So dear readers the winter solstice has arrived.
Here in Upstate New York it is a pretty dismal rainy day, very reminiscent of Scrooge’s visit to Christmas Future. It is rare when I don’t appreciate temperatures in the 50’s in winter, but today they are not welcome. You see I need snow today because snow is magical during the four evenings of Candle Night. Candle Night was born out of my desire to meld several childhood traditions with the Spiritual path I found myself following during my daughters own childhood years. Raised in the Lutheran Church, the highlight of Christmas season for me was the lighting of the Advent wreath each Sunday leading up to Christmas Eve when our church sanctuary was transformed by the glow of a candlelight service. My first solo Christmas, I made sure to have an Advent wreath on my one room apartment which I faithfully lit every Sunday evening although I had long since stopped attending traditional church services. In fact I placed a small replica of the Daibutsu in the wreath’s center since I was practicing Zen meditation at that time.

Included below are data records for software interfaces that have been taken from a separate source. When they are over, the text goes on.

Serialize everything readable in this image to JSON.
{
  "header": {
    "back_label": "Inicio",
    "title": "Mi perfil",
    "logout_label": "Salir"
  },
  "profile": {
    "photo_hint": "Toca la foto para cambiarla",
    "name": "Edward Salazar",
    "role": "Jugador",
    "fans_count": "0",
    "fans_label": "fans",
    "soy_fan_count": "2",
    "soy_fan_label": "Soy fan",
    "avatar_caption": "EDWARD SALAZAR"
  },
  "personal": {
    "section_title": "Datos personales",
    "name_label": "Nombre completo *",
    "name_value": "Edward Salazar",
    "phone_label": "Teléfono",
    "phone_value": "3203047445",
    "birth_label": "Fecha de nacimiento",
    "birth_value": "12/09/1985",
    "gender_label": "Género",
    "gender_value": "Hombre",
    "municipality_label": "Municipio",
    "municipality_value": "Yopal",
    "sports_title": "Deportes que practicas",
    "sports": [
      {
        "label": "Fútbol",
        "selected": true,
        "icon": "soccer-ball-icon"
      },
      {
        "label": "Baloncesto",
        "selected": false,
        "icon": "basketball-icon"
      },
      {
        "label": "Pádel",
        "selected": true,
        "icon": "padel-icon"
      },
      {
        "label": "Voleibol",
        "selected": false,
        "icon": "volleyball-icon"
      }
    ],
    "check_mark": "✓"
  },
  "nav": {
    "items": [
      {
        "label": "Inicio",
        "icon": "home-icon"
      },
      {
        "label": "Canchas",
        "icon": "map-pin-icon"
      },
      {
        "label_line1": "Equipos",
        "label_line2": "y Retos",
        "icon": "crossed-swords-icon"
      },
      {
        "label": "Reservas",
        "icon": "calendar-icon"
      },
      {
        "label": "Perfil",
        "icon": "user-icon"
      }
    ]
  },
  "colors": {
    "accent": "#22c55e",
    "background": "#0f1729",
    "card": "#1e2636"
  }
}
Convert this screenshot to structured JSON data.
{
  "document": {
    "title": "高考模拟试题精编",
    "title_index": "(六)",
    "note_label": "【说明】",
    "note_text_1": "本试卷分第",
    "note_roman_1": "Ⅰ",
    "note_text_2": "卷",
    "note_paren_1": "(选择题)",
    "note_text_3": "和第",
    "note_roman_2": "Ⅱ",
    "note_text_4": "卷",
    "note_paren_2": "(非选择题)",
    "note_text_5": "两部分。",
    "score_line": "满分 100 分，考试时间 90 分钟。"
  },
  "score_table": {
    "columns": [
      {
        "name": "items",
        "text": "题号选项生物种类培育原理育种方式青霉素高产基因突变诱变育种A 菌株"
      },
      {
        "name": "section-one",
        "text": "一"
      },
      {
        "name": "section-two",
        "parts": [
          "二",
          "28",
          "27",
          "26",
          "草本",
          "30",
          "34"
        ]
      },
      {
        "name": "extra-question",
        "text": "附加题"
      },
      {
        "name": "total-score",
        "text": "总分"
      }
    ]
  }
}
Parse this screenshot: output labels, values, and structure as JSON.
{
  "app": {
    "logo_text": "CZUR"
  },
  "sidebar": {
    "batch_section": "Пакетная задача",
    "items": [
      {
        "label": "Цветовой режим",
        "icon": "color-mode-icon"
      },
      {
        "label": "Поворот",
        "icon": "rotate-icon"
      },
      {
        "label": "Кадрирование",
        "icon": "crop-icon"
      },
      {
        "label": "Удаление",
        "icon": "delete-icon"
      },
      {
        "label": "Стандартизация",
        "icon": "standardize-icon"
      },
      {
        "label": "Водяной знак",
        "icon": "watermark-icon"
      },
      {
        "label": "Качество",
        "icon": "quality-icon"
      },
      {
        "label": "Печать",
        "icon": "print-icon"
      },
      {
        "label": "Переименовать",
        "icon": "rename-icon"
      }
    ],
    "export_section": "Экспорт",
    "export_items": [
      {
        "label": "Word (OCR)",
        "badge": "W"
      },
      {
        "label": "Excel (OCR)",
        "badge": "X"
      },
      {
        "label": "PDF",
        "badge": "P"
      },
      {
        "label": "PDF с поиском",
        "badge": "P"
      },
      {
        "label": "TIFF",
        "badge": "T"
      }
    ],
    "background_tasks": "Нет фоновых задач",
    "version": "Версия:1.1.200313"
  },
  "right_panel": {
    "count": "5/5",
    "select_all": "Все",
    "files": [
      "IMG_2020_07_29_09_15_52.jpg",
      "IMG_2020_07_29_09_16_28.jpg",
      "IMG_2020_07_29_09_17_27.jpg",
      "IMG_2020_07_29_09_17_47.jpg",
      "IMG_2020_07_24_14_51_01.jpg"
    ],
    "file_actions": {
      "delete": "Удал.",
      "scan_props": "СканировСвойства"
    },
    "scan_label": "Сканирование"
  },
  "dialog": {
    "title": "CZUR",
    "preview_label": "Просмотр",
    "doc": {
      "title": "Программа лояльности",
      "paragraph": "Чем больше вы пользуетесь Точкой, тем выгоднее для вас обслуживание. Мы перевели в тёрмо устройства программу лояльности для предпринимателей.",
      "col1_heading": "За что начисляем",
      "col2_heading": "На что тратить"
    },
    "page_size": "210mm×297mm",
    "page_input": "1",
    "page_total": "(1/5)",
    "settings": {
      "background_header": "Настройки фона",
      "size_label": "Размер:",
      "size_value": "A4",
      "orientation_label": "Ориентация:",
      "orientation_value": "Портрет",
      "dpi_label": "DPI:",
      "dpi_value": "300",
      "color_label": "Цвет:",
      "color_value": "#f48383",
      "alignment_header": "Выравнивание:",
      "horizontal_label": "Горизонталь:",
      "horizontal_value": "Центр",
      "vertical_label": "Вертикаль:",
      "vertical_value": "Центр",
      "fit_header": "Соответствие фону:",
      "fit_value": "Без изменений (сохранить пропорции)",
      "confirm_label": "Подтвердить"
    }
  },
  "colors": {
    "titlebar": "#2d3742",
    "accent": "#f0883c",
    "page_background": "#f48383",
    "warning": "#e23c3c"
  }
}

In the years that I spent holidays alone, simple traditions like the Advent wreath kept my heart open when loneliness could have slammed it closed. When I became a parent I knew I wanted to create traditions for my own daughters that could serve as anchors in the dark and stormy times which are an inevitable part of life’s journey. At that time I was attending a drumming circle which held a special ceremony on the evening of the solstice. I mentioned to one of my friends how much we loved the Muppet version of Dickens’ Christmas Carol, to which she commented “Well then, just four more sleeps til Christmas!” The thought inspired a new tradition which my daughters eventually named “Candle Night.” Each year on the evening of the Winter Solstice, right before bed, we would gather around the table to light the first candle on our Advent Wreath. Each of us gets one evening to be the candle lighter and to pick something to read from the stack of holiday books I have collected. “The Mouse’s Christmas Tree” and “Bialosky’s Christmas” were favorites when the girls were younger. Lemony Snickett’s “The Lump of Coal” is a recent addition more reflective of the tongue in cheek wisdom of young adults. After the reading, we place various figures in the nativity under our tree. Angels the first night, shepards and their livestock on the second evening, the three kings arrive on the third night. The wooden stable is special because it was made by my husbands uncle. I was pleasantly surprised to discover my husband had the same vintage nativity set my family used when I was a child.
On Christmas Eve, we often read several books always ending with the second chapter in the Gospel of Luke which tells of the night of Christ’s birth, the same reading Linus gives in “A Charlie Brown Christmas.” It is the only time my would be perfect husband tolerates biblical reading at home. As an estranged Catholic he is distinctly uncomfortable in any setting that hints at religion. Myself, I lean more towards Taoist Zen practices with a hefty leaning towards the Nature worship of my mother’s Shinto ancestors. Good reason to create a Christmas tradition around the Winter Solstice. After all four candles have been lit and the readings completed, Mary and Joseph are placed in the stable. Baby Jesus waits patiently by the cookies and milk, knowing Santa will set him in the manger soon after midnight.
As the years have passed and my daughters have grown into lives of their own, there have been times they missed a night or two of Candle Night. Still, even when I am alone at the table, reading and lighting candles the tradition brings me comfort and peace. Gifts of the season I cherish.